4.3        Research collaborations involving international partners improve the quality of UK research.[8] Indeed, our success as a knowledge economy hinges on our ability to collaborate with the best minds across the world.

4.4        The scientific landscape has grown ever more international and many of today’s challenges are global, from tackling climate change to fighting cancer and developing new energy sources. There is growing recognition that these require a critical mass of excellent research and diverse minds to solve them. International cooperation is becoming more prevalent and more important: while around 90% of UK research output was domestic in 1981, less than half is now produced domestically.[9] Global cooperation in research can bring a range of benefits, including access to complementary expertise, knowledge and skills; access to unique sites, facilities or population groups; sharing costs and risks; and establishing standards (especially within industrial collaborations).[10]

5.      Guidance on security risks and Trusted Research

5.1        As is common with international collaborations, there are important risks to consider, particularly where collaborations involve research with potential military applications. Universities are working with Government departments and technical agencies to enhance internal processes involved in assessing risks associated with international research partnerships.

5.2        In October 2020, UUK published sector guidance to help universities mitigate risks posed by some international activities, for example protecting sensitive research from cybertheft.[11] This guidance was produced in consultation with universities, technical agencies, and government departments.

5.3        Since the guidance was published in October, Russell Group universities have[12]:

5.4        Alongside the UUK guidance, the Government’s Trusted Research guidance has been extremely valuable in helping universities assess the risks associated with international collaborations and establishing new ways to combat these risks. Russell Group universities continue to embed the approaches and processes advocated in the UUK guidance, working with Government departments and technical agencies to combat new and emerging threats, for example cybertheft of vaccine research. 

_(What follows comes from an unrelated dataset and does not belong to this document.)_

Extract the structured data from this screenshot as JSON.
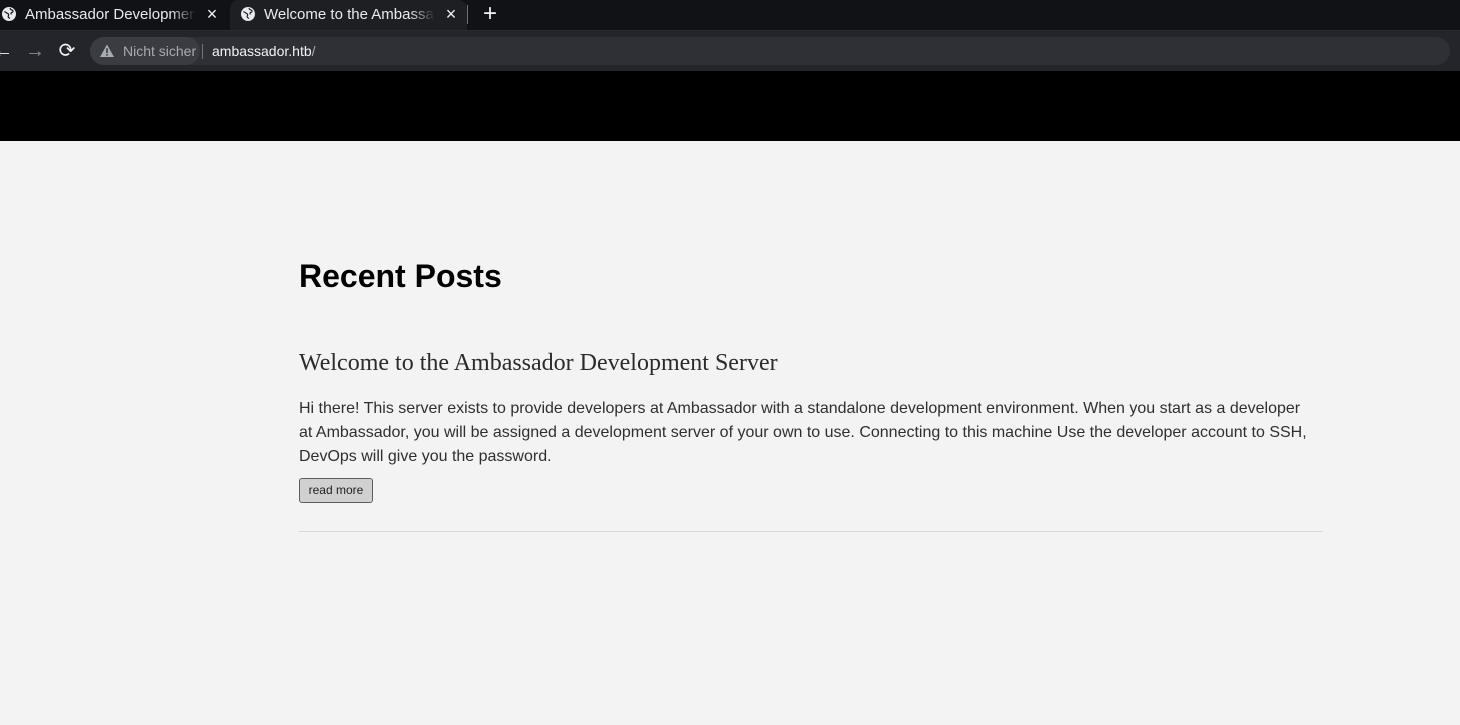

Received 6 May 2021


[1] Defined as non-UK domiciled students, based on HESA data for the 2019/20 academic year

[2] Based on HESA data for the 2019/20 academic year and defined as those on ‘teaching and research’ or ‘research only’ contracts. Includes EU researchers.

[3] Based on full-person equivalent data for the academic year 2019/20, taken from HESA

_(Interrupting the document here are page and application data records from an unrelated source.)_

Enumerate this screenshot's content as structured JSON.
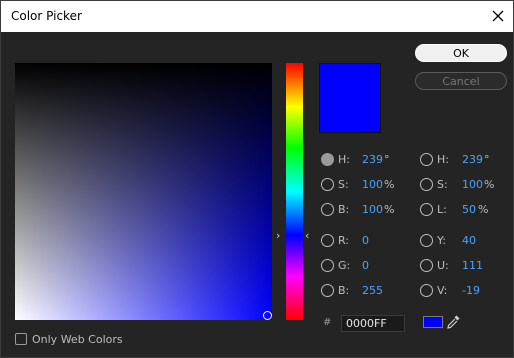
{
  "window": {
    "title": "Color Picker"
  },
  "buttons": {
    "ok": "OK",
    "cancel": "Cancel"
  },
  "current_color": "#0000ff",
  "left_fields": {
    "h": {
      "label": "H:",
      "value": "239",
      "unit": "°"
    },
    "s": {
      "label": "S:",
      "value": "100",
      "unit": "%"
    },
    "b": {
      "label": "B:",
      "value": "100",
      "unit": "%"
    },
    "r": {
      "label": "R:",
      "value": "0"
    },
    "g": {
      "label": "G:",
      "value": "0"
    },
    "b2": {
      "label": "B:",
      "value": "255"
    }
  },
  "right_fields": {
    "h": {
      "label": "H:",
      "value": "239",
      "unit": "°"
    },
    "s": {
      "label": "S:",
      "value": "100",
      "unit": "%"
    },
    "l": {
      "label": "L:",
      "value": "50",
      "unit": "%"
    },
    "y": {
      "label": "Y:",
      "value": "40"
    },
    "u": {
      "label": "U:",
      "value": "111"
    },
    "v": {
      "label": "V:",
      "value": "-19"
    }
  },
  "hex": {
    "label": "#",
    "value": "0000FF"
  },
  "web_colors": {
    "label": "Only Web Colors",
    "checked": false
  },
  "icons": {
    "close": "close-icon",
    "eyedropper": "eyedropper-icon"
  }
}
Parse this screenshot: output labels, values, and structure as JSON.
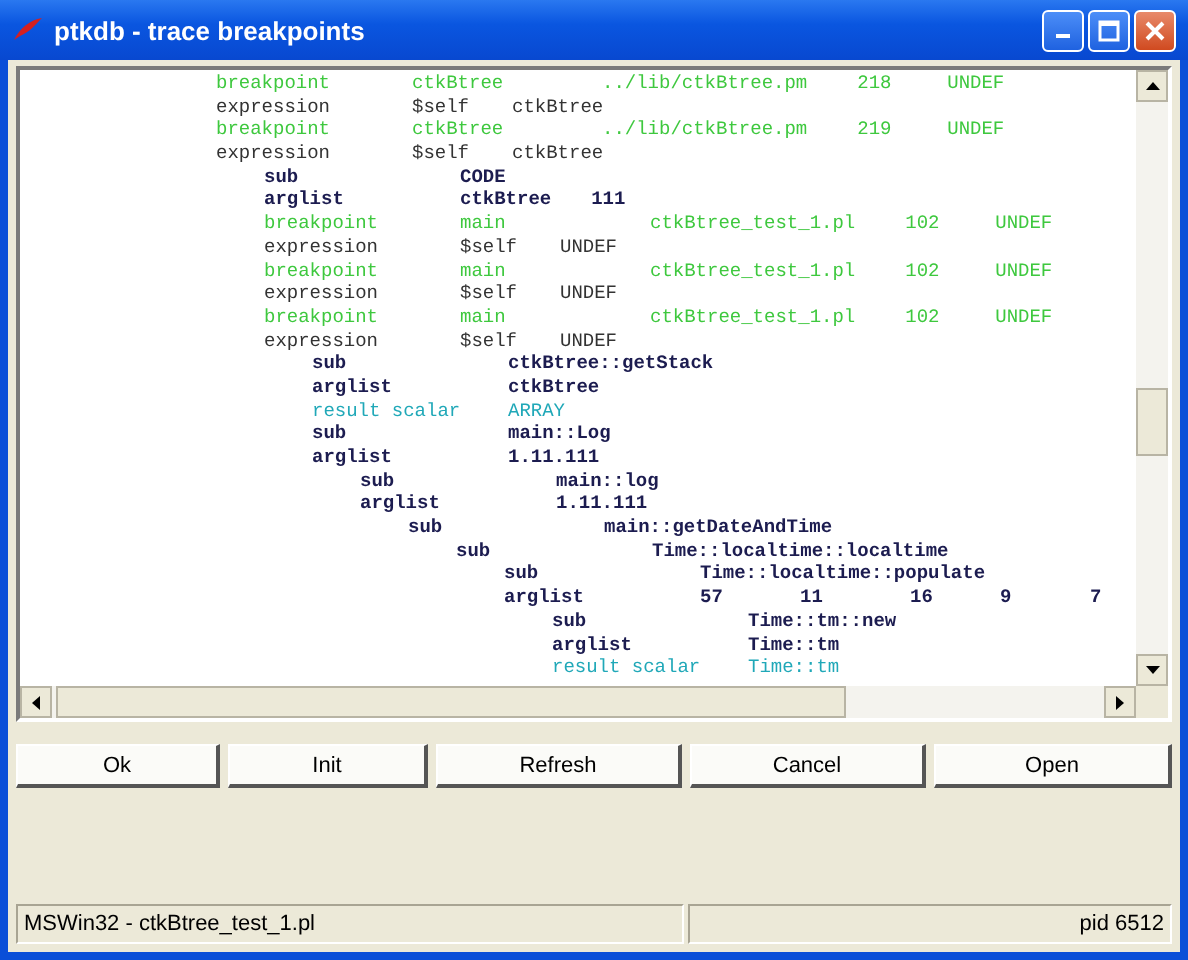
{
  "window": {
    "title": "ptkdb - trace breakpoints"
  },
  "trace": [
    {
      "kind": "breakpoint",
      "cells": [
        "breakpoint",
        "ctkBtree",
        "../lib/ctkBtree.pm",
        "218",
        "UNDEF"
      ]
    },
    {
      "kind": "expression",
      "cells": [
        "expression",
        "$self",
        "ctkBtree"
      ]
    },
    {
      "kind": "breakpoint",
      "cells": [
        "breakpoint",
        "ctkBtree",
        "../lib/ctkBtree.pm",
        "219",
        "UNDEF"
      ]
    },
    {
      "kind": "expression",
      "cells": [
        "expression",
        "$self",
        "ctkBtree"
      ],
      "children": [
        {
          "kind": "call",
          "cells": [
            "sub",
            "CODE"
          ]
        },
        {
          "kind": "call",
          "cells": [
            "arglist",
            "ctkBtree",
            "111"
          ]
        },
        {
          "kind": "breakpoint",
          "cells": [
            "breakpoint",
            "main",
            "ctkBtree_test_1.pl",
            "102",
            "UNDEF"
          ]
        },
        {
          "kind": "expression",
          "cells": [
            "expression",
            "$self",
            "UNDEF"
          ]
        },
        {
          "kind": "breakpoint",
          "cells": [
            "breakpoint",
            "main",
            "ctkBtree_test_1.pl",
            "102",
            "UNDEF"
          ]
        },
        {
          "kind": "expression",
          "cells": [
            "expression",
            "$self",
            "UNDEF"
          ]
        },
        {
          "kind": "breakpoint",
          "cells": [
            "breakpoint",
            "main",
            "ctkBtree_test_1.pl",
            "102",
            "UNDEF"
          ]
        },
        {
          "kind": "expression",
          "cells": [
            "expression",
            "$self",
            "UNDEF"
          ],
          "children": [
            {
              "kind": "call",
              "cells": [
                "sub",
                "ctkBtree::getStack"
              ]
            },
            {
              "kind": "call",
              "cells": [
                "arglist",
                "ctkBtree"
              ]
            },
            {
              "kind": "result",
              "cells": [
                "result scalar",
                "ARRAY"
              ]
            },
            {
              "kind": "call",
              "cells": [
                "sub",
                "main::Log"
              ]
            },
            {
              "kind": "call",
              "cells": [
                "arglist",
                "1.11.111"
              ],
              "children": [
                {
                  "kind": "call",
                  "cells": [
                    "sub",
                    "main::log"
                  ]
                },
                {
                  "kind": "call",
                  "cells": [
                    "arglist",
                    "1.11.111"
                  ],
                  "children": [
                    {
                      "kind": "call",
                      "cells": [
                        "sub",
                        "main::getDateAndTime"
                      ],
                      "children": [
                        {
                          "kind": "call",
                          "cells": [
                            "sub",
                            "Time::localtime::localtime"
                          ],
                          "children": [
                            {
                              "kind": "call",
                              "cells": [
                                "sub",
                                "Time::localtime::populate"
                              ]
                            },
                            {
                              "kind": "call",
                              "cells": [
                                "arglist",
                                "57",
                                "11",
                                "16",
                                "9",
                                "7"
                              ],
                              "children": [
                                {
                                  "kind": "call",
                                  "cells": [
                                    "sub",
                                    "Time::tm::new"
                                  ]
                                },
                                {
                                  "kind": "call",
                                  "cells": [
                                    "arglist",
                                    "Time::tm"
                                  ]
                                },
                                {
                                  "kind": "result",
                                  "cells": [
                                    "result scalar",
                                    "Time::tm"
                                  ]
                                }
                              ]
                            }
                          ]
                        }
                      ]
                    }
                  ]
                }
              ]
            }
          ]
        }
      ]
    }
  ],
  "buttons": [
    "Ok",
    "Init",
    "Refresh",
    "Cancel",
    "Open"
  ],
  "status_bar": {
    "left": "MSWin32 - ctkBtree_test_1.pl",
    "right": "pid 6512"
  }
}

[4] Using data from DfE and ONS, cited in The Policy Institute’s ‘The China Question’ report

[5] Nationals of EU countries, the European Economic Area (EEA), Australia, Canada, Japan, New Zealand, Singapore, South Korea, Switzerland or the United States of America do not need an ATAS certificate.

[6] Using a bespoke dataset provided by HESA to the Russell Group, for the 2018/19 academic year, where ‘academic employment function’ is either ‘research only’ or ‘research and teaching’. This excludes postgraduate research students.

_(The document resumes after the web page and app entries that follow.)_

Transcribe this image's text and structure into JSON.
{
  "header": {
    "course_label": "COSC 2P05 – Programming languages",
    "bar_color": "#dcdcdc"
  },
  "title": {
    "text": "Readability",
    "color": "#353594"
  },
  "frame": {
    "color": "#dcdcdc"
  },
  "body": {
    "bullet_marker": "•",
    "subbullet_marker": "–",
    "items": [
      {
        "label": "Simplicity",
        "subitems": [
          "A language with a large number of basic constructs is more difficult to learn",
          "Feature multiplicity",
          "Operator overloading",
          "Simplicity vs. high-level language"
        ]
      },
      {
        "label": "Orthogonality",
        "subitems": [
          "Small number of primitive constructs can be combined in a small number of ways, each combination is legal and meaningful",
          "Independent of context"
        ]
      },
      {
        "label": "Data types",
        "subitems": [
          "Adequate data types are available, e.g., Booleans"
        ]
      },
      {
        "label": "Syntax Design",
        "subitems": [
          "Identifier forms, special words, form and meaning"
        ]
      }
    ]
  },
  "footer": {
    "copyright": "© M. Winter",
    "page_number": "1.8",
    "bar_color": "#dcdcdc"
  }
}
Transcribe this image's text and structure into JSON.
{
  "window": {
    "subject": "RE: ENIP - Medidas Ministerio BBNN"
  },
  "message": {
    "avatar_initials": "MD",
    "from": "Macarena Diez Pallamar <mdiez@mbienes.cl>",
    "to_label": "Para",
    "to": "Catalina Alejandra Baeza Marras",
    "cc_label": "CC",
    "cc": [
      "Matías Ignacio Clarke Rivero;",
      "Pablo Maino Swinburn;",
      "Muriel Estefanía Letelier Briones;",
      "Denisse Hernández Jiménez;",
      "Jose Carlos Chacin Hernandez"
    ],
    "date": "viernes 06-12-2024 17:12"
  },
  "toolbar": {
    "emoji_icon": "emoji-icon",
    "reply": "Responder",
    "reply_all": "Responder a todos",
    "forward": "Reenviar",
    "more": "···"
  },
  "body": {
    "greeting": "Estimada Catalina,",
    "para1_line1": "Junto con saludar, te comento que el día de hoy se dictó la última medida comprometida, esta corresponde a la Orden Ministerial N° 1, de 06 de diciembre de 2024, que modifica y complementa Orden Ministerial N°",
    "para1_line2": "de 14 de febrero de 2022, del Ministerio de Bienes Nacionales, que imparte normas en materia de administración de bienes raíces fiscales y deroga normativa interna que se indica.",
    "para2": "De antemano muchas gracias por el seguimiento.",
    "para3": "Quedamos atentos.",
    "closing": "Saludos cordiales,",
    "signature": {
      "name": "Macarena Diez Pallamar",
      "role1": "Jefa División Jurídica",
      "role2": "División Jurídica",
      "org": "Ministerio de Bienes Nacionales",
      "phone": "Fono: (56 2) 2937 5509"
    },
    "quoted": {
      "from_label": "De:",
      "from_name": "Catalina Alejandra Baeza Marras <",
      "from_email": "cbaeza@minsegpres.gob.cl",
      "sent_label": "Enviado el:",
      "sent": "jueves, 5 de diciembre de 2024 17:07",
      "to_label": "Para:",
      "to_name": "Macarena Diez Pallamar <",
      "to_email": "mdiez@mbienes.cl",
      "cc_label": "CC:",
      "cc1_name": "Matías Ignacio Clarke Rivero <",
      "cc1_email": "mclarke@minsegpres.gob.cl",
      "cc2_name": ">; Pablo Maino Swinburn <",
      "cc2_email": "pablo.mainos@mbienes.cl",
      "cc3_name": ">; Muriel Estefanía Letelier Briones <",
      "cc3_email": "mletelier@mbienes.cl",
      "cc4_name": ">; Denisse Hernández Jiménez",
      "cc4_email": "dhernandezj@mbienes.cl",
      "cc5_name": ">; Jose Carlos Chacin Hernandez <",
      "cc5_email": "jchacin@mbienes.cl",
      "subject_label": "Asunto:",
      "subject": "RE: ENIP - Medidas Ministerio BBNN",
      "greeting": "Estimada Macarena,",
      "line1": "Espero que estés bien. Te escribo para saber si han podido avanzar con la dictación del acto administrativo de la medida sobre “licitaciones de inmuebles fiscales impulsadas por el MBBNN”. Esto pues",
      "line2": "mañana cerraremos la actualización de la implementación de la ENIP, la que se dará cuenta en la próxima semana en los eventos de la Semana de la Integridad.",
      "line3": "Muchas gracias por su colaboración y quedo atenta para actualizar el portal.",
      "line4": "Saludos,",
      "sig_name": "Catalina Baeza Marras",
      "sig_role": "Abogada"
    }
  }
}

[7] Taken from The Policy Institute’s ‘The China Question’ report, available at

[8] For example, average Field-Weighted Citation Impact for Russell Group university publications with an international co-author is 2.6, compared to 1.7 with a national co-author and 1.4 with a co-author based in the same institution: SciVal platform accessed September 2018. Analysis includes co-authored publications with UK institutions between 2015-2017.

[9] ‘International research collaboration after the UK leaves the European Union’ - Digital Science Consultancy for UUK (April 2017).

[10] L. Georghiou, ‘Global Cooperation in Research’, Research Policy 27 (1998).

[11] ‘Managing risks in internationalisation: security related issues’ is available at

[12] Actions taken by members differ, given the nature of issues and threats differs by university.